The other relationship that intrigues me, and is, again, carried by excellent performances is that of the two brothers in the film. Chris’ younger brother is presented to us in a very limited way, through flashback, and is, for the most part shown to be ignored by his parents, angered by his mother’s desertion of the family and then…well, nothing. Until the end of the film, that is. Then, we find out that the representative from a somewhat shady security firm who has been putting the frighteners on investment bankers on behalf of the poor, the disadvantaged and the royally screwed over, is in fact Chris’ brother Braxton. In a sense, the two brothers have followed the same path, developed the same unique moral code, although this is underplayed in the film.
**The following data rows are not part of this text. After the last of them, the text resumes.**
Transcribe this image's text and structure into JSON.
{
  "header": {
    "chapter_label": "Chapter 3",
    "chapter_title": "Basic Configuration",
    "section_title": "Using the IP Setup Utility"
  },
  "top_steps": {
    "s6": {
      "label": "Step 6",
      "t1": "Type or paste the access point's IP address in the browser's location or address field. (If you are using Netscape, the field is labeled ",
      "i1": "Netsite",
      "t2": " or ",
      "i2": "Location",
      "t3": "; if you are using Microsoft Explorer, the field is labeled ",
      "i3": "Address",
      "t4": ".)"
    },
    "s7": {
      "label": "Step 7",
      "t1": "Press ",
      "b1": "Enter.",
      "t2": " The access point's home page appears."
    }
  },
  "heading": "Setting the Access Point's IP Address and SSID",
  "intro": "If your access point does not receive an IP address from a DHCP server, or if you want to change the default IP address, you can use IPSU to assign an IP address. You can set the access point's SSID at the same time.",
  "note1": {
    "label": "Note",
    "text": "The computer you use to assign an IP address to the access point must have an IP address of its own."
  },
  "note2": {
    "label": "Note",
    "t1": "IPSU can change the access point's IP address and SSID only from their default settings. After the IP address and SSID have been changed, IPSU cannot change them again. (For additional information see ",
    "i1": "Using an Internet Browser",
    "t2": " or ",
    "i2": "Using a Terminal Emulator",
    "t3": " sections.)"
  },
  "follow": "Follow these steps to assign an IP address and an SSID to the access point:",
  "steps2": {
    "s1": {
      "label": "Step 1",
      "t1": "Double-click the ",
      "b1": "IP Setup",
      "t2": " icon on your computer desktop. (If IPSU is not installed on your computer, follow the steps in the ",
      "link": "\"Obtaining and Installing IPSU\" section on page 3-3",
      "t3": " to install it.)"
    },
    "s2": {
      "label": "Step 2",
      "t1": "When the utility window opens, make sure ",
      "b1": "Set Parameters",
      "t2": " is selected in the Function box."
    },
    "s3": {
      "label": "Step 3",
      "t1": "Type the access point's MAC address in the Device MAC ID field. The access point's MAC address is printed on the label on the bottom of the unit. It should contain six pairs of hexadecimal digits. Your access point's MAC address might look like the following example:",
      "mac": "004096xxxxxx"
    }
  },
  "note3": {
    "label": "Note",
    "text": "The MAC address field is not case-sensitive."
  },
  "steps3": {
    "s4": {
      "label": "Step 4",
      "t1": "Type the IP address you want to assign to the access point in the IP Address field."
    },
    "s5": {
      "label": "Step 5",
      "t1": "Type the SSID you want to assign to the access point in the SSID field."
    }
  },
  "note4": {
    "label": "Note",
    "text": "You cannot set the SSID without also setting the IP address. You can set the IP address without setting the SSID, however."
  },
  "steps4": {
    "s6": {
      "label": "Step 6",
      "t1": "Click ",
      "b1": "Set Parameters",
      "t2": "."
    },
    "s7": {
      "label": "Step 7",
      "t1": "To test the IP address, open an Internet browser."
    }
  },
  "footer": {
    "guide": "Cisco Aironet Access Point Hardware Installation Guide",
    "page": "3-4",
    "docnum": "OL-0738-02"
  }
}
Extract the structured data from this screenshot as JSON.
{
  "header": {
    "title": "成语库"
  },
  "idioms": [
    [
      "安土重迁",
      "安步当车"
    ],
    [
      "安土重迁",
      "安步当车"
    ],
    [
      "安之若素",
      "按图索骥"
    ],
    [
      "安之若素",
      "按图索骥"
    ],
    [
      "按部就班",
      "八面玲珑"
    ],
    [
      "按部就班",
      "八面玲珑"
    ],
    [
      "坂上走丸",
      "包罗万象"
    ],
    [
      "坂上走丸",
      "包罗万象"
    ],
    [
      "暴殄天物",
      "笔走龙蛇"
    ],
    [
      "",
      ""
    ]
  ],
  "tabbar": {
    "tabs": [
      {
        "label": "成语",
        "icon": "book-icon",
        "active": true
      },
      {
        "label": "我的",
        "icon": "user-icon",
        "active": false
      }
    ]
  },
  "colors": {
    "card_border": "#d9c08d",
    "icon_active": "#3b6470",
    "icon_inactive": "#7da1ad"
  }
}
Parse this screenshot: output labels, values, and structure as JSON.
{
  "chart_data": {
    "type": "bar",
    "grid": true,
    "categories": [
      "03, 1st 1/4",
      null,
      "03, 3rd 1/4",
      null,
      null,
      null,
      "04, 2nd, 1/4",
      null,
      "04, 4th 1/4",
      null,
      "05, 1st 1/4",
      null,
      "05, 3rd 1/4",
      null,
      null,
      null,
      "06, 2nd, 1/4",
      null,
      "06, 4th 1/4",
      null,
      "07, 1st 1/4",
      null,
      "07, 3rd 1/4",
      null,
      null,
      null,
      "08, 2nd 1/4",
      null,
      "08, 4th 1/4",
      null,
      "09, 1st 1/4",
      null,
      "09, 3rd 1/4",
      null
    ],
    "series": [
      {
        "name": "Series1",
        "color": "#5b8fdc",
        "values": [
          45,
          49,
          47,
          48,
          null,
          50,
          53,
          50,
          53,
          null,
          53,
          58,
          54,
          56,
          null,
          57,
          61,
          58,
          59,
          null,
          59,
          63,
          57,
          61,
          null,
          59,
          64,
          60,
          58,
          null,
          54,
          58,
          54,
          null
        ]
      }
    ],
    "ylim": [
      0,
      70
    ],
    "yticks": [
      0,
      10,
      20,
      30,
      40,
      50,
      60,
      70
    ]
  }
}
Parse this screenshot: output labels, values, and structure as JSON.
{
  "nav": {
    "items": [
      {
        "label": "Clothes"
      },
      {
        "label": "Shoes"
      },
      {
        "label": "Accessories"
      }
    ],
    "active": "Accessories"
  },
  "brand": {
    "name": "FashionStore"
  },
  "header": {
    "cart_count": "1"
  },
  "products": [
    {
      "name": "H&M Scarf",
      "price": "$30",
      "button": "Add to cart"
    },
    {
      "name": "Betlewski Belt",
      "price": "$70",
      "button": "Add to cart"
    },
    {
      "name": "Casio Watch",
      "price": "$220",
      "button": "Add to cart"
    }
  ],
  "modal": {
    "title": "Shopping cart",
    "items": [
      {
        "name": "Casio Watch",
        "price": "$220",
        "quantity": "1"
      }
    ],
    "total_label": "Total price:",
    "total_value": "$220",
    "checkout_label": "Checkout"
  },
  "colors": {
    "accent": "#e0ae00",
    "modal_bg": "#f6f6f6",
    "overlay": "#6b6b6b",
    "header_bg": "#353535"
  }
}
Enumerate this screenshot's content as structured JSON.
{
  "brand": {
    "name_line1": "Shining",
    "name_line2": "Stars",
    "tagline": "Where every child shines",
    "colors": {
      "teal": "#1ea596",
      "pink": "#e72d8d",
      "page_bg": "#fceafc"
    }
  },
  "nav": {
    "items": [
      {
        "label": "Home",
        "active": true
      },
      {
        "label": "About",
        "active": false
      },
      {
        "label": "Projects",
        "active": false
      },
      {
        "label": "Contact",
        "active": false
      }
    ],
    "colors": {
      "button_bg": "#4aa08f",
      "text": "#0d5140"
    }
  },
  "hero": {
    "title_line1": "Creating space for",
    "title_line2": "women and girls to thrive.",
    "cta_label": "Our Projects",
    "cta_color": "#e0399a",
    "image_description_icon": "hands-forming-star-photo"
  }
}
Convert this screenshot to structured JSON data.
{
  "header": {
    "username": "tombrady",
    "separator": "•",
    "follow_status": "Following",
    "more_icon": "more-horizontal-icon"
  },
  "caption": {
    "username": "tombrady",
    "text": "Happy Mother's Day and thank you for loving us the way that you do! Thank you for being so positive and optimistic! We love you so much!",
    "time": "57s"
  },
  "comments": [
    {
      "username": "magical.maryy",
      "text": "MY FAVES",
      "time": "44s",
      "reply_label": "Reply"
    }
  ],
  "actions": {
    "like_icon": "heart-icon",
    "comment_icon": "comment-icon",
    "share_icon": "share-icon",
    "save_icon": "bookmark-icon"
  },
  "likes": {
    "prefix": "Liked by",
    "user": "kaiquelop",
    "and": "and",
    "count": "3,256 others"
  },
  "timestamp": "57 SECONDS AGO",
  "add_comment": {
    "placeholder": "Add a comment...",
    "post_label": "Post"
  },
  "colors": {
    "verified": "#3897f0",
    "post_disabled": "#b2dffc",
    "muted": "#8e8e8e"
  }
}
But what made me sit up and take notice was the performance of Jon Bernthal as Braxton. Last seen (at least by me) shagging Rick’s wife Laurie in The Walking Dead before being bumped off, this role gives him something interesting to do – at least for the last ten minutes or so of the film. Don’t get me wrong, he has a really chilling moment when he presents the co-director of Living Robotics with a grisly ultimatum, but it’s the end of the film where he gives another woefully underwritten role real range. In the conversation between Braxton and Chris, Bernthal presents us with grown man and confused, traumatised boy simultaneously; it’s a brilliant performance. You see the brutality of the killer juxtaposed with the confusion and hurt of the boy who lost his mother and then his brother too young. Bernthal’s facial expressions, body language and delivery of dialogue are in such stark contrast to Affleck’s in this scene; the two of them play wonderfully off each other; Affleck’s Chris struggles to connect, although you can see in his eyes he’s desperate to do so, and Bernthal’s Braxton is struggling to contain his emotions in the face of a brother who can’t read them. They spill from him in such a way that it’s both painful and beautiful to watch. I wanted more of this, and less of the fighty fighty bits!
I should mention that there are other strands to this film – the subplot involving an FBI treasury analyst tracking down Chris’ true identity is a worthy addition, if a little convoluted, and there are some brilliant interactions between Chris and his favourite farmer clients, too. All of these come together in the usual Hollywood way, and resolve fairly well.
Overall, The Accountant was a decent watch, and I absolutely bought into the characters. It’s a shame that there were a few too many moments that were underplayed or glossed over (and, considering it’s just over two hours long, that’s saying something), but it was definitely one to remember. I do wonder, though, if my love of romance, and my equal affection for a warring brothers trope, has influenced me! Thoughts, anyone?